The second case of the student of Prof. van Swinden who solved a problem has also been discussed in Notes and Queries: Medium of Intercommunication for Literary Men, second series, vol. 9, Jan-June 1860, p 23
The third case of the ecclesiastic at Bordeaux who wrote “ce divin enfant” in his sleep, has also been discussed in The Eclectic Review, vol. 3, p 461 which was published in 1815.
It is not possible to provide an accurate diagnosis of these unusual powers displayed by Lee Hadwin. It could be a friendly occult being who is working through him or it could be because the hidden talents of the inner being spring up only in sleep, after the regimented waking-state mind has been suspended.
The explanation for the general phenomenon of somnambulism, according to the Mother Mirra Alfassa, is as follows. When we fall asleep, the astral body can eject from the physical body and begin to move about. There is a silver cord which maintains the bond between the astral and physical bodies. Now, if the physical body consciousness does not have the will to resist the astral body’s pull, it can happen that the physical body begins to involuntarily follow the astral body’s motions. The full explanation was given in an earlier article : Sleep disorders : somnambulism and somniloquy
Lee Hadwin’s homepage displays some of his work. These are a couple of videos of him. The first video shows him drawing in his sleep, and the second video is an interview.
See first few minutes of the video
- Sleep disorders : somnambulism and somniloquy
- Towards more conscious sleep and dreams
- Physical marks appearing after injuries sustained in dreams
- Explaining out-of-body and near-death experiences
- The action of subliminal memory
- Memory transference in organ transplant recipients
- The existence of vital signs during sleep or coma

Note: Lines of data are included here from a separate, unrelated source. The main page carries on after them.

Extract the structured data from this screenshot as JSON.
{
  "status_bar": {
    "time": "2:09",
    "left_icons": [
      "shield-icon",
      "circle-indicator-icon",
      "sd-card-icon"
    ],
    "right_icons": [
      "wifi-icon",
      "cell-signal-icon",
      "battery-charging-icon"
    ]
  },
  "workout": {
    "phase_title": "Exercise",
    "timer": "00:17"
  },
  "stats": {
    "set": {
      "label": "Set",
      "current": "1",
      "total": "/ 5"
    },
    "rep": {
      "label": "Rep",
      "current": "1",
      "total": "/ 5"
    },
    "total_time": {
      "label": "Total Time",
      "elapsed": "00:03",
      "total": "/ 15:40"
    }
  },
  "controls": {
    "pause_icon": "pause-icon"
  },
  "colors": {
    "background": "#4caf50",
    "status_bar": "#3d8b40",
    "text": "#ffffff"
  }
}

- The brain is not the mind as per Yoga psychology
- Sri Aurobindo on synchronicity
- On absent-mindedness, instinctive and willful actions